* Activity
Go through the data below and copy it exactly, skipping every picture.
-*-*-
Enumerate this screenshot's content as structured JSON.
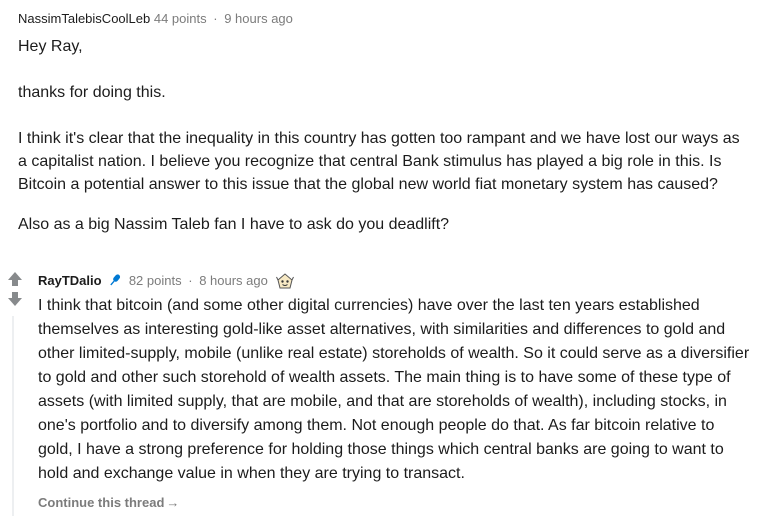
{
  "parent_comment": {
    "author": "NassimTalebisCoolLeb",
    "points": "44 points",
    "separator": "·",
    "time": "9 hours ago",
    "paragraphs": [
      "Hey Ray,",
      "thanks for doing this.",
      "I think it's clear that the inequality in this country has gotten too rampant and we have lost our ways as a capitalist nation. I believe you recognize that central Bank stimulus has played a big role in this. Is Bitcoin a potential answer to this issue that the global new world fiat monetary system has caused?",
      "Also as a big Nassim Taleb fan I have to ask do you deadlift?"
    ]
  },
  "reply_comment": {
    "author": "RayTDalio",
    "author_badge_icon": "microphone-icon",
    "points": "82 points",
    "separator": "·",
    "time": "8 hours ago",
    "award_icon": "wholesome-award-icon",
    "body": "I think that bitcoin (and some other digital currencies) have over the last ten years established themselves as interesting gold-like asset alternatives, with similarities and differences to gold and other limited-supply, mobile (unlike real estate) storeholds of wealth. So it could serve as a diversifier to gold and other such storehold of wealth assets. The main thing is to have some of these type of assets (with limited supply, that are mobile, and that are storeholds of wealth), including stocks, in one's portfolio and to diversify among them. Not enough people do that. As far bitcoin relative to gold, I have a strong preference for holding those things which central banks are going to want to hold and exchange value in when they are trying to transact.",
    "continue_label": "Continue this thread",
    "continue_arrow": "→"
  },
  "colors": {
    "text": "#1c1c1c",
    "meta": "#7c7c7c",
    "vote_arrow": "#878a8c",
    "thread_line": "#edeff1",
    "mic_blue": "#0079d3"
  }
}
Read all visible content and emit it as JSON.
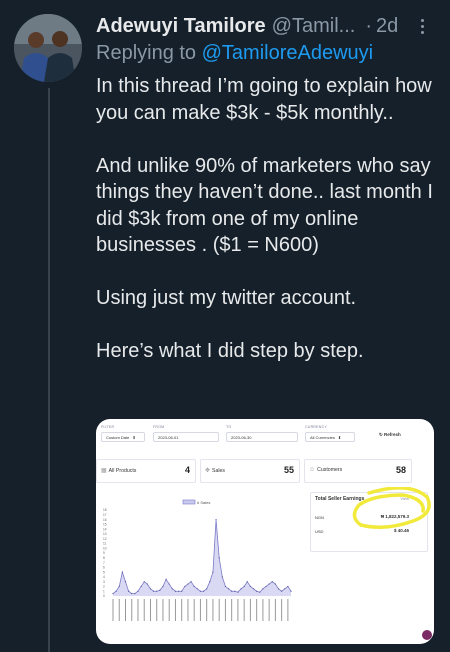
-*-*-
* Result below
Enumerate this screenshot's content as structured JSON.
{
  "parent_comment": {
    "author": "NassimTalebisCoolLeb",
    "points": "44 points",
    "separator": "·",
    "time": "9 hours ago",
    "paragraphs": [
      "Hey Ray,",
      "thanks for doing this.",
      "I think it's clear that the inequality in this country has gotten too rampant and we have lost our ways as a capitalist nation. I believe you recognize that central Bank stimulus has played a big role in this. Is Bitcoin a potential answer to this issue that the global new world fiat monetary system has caused?",
      "Also as a big Nassim Taleb fan I have to ask do you deadlift?"
    ]
  },
  "reply_comment": {
    "author": "RayTDalio",
    "author_badge_icon": "microphone-icon",
    "points": "82 points",
    "separator": "·",
    "time": "8 hours ago",
    "award_icon": "wholesome-award-icon",
    "body": "I think that bitcoin (and some other digital currencies) have over the last ten years established themselves as interesting gold-like asset alternatives, with similarities and differences to gold and other limited-supply, mobile (unlike real estate) storeholds of wealth. So it could serve as a diversifier to gold and other such storehold of wealth assets. The main thing is to have some of these type of assets (with limited supply, that are mobile, and that are storeholds of wealth), including stocks, in one's portfolio and to diversify among them. Not enough people do that. As far bitcoin relative to gold, I have a strong preference for holding those things which central banks are going to want to hold and exchange value in when they are trying to transact.",
    "continue_label": "Continue this thread",
    "continue_arrow": "→"
  },
  "colors": {
    "text": "#1c1c1c",
    "meta": "#7c7c7c",
    "vote_arrow": "#878a8c",
    "thread_line": "#edeff1",
    "mic_blue": "#0079d3"
  }
}
Read all visible content and emit it as JSON.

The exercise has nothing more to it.